Things are slowing down at the U.S.’s largest oil-import hub.
Just six years after importing more than 1 million barrels a day from countries including Saudi Arabia, Nigeria and Iraq, the Louisiana Offshore Oil Port is receiving just half of that from overseas, highlighting a nationwide trend at harbors from Mississippi to Pennsylvania. What’s more, with U.S. output soaring to a 31-year high, neighboring Texas has become the port’s second-biggest supplier.
Hundreds of fishermen took to the streets to protest an alleged breach of agreement on behalf of Chile’s national oil company Wednesday.
As oil prices sagged again on Monday to a four-year low, the Carbon Tracker Initiative said the recent downward spiral “changes the whole dynamic” for Canada’s tar sands production.
The “vast majority” of potential capital expenditures on tar sands projects that are still in the earliest phases of development would require such high oil prices that they are “particularly risky,” the group said.
Refinery use of crude oil increased last week by the most in more than two months as U.S. plants restarted after maintenance, helping boost oil prices from a three-year low.
Crude consumption climbed 319,000 barrels a day to 15.7 million in the week ended Oct. 31, the first increase in six weeks, the Energy Information Administration said today. Refiners schedule maintenance for September and October as they transition to winter from summer fuels. West Texas Intermediate, the U.S. benchmark crude, rose for the first time in five days.
In the six years since it was unveiled, TransCanada’s proposed Keystone XL pipeline has become a centerpiece of the national political debate over energy and the environment.
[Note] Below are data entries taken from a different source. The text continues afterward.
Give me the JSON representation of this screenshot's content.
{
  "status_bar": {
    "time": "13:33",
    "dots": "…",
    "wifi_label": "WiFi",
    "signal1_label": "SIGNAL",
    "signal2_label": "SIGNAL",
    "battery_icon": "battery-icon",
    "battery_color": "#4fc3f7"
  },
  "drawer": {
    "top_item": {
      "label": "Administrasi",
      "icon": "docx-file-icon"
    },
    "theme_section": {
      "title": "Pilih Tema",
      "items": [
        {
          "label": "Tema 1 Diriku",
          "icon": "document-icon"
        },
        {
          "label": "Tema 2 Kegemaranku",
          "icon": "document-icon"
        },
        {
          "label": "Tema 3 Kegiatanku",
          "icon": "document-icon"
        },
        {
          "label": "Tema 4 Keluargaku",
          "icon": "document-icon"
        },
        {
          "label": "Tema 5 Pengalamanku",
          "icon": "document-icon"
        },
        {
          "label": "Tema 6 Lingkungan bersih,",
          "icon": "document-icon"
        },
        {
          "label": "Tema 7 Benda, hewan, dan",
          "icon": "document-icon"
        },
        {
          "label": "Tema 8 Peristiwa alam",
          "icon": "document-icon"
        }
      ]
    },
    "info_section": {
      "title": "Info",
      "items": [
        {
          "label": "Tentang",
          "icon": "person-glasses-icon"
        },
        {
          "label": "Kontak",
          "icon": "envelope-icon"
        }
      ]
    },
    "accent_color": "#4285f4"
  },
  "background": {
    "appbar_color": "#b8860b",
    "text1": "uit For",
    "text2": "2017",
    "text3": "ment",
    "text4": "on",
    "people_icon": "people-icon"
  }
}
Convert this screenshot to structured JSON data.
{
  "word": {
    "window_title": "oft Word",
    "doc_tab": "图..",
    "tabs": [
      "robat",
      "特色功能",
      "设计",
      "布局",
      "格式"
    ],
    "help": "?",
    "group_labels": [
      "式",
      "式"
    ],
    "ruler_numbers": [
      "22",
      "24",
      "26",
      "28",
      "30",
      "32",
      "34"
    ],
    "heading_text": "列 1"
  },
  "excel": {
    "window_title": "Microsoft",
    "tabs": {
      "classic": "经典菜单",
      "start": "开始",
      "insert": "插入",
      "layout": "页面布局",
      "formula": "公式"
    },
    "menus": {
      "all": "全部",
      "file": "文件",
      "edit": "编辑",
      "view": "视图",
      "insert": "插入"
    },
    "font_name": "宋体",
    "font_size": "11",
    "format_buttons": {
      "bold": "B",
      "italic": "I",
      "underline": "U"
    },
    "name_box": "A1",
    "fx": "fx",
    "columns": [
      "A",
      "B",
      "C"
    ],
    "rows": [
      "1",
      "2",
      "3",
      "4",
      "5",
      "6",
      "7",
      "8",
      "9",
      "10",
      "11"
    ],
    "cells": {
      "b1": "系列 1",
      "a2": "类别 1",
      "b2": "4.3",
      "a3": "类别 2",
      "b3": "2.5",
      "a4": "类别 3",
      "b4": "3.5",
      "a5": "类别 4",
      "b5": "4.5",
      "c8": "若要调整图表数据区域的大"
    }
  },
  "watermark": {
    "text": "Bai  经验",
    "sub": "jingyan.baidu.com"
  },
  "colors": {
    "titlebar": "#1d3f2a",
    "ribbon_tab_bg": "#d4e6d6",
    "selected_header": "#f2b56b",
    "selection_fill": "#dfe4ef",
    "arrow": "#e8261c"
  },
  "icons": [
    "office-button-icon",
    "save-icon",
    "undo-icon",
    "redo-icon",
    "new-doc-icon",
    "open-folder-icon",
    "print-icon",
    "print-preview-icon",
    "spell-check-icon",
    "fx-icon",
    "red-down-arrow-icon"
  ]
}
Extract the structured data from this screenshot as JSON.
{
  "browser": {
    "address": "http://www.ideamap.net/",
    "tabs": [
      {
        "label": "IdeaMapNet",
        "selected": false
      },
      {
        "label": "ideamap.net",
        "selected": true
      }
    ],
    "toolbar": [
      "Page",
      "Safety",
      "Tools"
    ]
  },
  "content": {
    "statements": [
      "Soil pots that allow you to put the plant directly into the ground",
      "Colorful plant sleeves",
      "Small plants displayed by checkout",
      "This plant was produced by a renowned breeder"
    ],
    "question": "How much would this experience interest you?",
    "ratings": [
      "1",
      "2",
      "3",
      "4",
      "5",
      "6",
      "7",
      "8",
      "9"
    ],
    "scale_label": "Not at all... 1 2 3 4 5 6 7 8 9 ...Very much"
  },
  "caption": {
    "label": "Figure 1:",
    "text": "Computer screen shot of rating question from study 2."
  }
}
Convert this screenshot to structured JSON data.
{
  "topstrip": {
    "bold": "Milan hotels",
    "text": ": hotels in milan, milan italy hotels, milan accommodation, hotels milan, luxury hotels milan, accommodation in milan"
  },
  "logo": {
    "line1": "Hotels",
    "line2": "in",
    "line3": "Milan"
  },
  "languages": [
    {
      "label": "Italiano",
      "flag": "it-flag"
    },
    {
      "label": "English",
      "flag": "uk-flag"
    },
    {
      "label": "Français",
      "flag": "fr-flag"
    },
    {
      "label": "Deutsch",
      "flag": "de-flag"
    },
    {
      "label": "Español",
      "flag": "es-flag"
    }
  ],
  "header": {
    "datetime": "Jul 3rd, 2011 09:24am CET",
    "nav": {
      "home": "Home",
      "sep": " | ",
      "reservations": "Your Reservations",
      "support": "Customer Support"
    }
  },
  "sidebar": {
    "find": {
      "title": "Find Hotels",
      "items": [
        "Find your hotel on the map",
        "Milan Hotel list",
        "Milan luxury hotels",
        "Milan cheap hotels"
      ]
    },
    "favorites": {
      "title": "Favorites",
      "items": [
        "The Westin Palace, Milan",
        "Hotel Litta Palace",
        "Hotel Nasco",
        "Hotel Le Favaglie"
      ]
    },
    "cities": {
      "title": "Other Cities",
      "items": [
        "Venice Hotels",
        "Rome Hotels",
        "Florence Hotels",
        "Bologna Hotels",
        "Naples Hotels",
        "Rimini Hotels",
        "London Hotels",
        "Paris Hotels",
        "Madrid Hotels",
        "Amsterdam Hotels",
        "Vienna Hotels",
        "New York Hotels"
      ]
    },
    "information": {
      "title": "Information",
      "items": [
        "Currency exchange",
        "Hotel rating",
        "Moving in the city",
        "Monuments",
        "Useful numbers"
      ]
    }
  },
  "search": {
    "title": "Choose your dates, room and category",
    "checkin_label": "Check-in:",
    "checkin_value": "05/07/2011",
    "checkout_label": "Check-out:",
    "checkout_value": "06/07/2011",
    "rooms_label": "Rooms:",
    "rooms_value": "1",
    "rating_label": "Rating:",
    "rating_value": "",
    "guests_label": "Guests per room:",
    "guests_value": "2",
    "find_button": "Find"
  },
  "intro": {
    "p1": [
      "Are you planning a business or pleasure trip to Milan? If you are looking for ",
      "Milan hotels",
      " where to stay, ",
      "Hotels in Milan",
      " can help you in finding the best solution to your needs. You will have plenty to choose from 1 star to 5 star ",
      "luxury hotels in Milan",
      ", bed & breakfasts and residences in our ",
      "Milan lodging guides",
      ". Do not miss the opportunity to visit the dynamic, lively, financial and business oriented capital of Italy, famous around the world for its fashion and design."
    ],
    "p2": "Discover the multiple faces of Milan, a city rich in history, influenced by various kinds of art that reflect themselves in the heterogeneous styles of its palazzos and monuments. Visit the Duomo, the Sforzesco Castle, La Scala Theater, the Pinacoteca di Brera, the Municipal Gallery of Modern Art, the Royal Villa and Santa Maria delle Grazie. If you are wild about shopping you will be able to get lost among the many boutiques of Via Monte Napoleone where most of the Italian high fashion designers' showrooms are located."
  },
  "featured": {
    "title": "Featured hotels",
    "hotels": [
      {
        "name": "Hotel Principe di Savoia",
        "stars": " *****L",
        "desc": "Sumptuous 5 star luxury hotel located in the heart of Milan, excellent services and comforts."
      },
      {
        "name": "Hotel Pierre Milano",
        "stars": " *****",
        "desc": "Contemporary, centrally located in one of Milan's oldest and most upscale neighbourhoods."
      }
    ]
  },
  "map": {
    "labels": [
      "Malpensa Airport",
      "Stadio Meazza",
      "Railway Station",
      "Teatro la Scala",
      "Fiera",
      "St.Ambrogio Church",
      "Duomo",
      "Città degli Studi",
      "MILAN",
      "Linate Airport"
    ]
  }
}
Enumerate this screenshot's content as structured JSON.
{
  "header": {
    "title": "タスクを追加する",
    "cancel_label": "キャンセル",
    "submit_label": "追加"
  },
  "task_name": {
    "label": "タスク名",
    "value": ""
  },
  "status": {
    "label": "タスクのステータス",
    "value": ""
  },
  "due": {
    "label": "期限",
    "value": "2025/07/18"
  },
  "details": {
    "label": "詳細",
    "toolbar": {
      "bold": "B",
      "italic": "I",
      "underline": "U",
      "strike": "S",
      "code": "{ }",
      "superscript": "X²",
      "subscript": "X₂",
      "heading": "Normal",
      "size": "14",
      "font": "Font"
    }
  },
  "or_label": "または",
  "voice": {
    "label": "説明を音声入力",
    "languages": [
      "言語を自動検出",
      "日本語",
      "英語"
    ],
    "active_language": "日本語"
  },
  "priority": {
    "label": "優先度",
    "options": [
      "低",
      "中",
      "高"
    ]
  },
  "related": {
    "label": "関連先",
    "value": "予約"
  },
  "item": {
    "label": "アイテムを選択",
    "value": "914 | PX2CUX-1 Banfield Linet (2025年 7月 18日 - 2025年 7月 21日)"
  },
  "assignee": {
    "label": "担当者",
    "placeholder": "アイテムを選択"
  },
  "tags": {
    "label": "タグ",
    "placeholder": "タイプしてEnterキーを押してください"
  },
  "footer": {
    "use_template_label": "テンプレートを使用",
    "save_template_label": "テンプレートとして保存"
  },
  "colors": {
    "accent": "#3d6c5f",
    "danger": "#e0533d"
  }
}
But while much of the attention has focused on Washington’s fight over whether to approve the pipeline, less attention has been paid to the people whose lives will be most affected: those who live , and make their livings, on the land through which the pipeline would cross.
In September, Jeff Jacobson, a New York-based photographer, traveled along the proposed route in Montana, Nebraska and South Dakota, where he went to cattle auctions, feed lots and protest camps to capture the landscape and the people on it. Along the way, he met environmentalists, ranchers and Native American activists—all of whom find themselves in the middle of one of country’s biggest political fights.
Senate Republicans will charge ahead early in 2015 with a bill to approve the long-stalled Keystone XL oil pipeline from Canada, a move that would back President Barack Obama into a corner and set the tone for how the party taking control of Congress will govern the next two years.
The $8 billion project would deliver heavy Canadian oil sands crude from Alberta to Nebraska and make it easier to deliver oil from North Dakota’s Bakken region to the U.S. Gulf Coast. It has languished for six years awaiting presidential approval, which is needed because the pipeline crosses a national border.
Now that Republicans control both the House and the Senate, President Obama is a man with some very difficult decisions ahead of him. One of the toughest choices may be whether to approve the Keystone XL pipeline project, a decision his administration has been putting off for months. Although the White House was originally supposed to have a definitive answer by May 7, the Obama administration announced in April that it would be delaying its answer until after the midterms.
The federal energy watchdog was right to question safety measures on the Line 9 oil pipeline, which weren’t explained as well as they could have been, Enbridge Inc. CEO Al Monaco said Wednesday.
If all went according to plan, the pipeline between southern Ontario and Montreal would have been starting up right about now.
Canada’s largest pipeline company Enbridge Inc said on Thursday its 300,000 barrel per day Southern Access Extension pipeline from Flanagan to Patoka, Illinois, is now expected to be in service late in 2015.
The new in-service date is later than previously announced.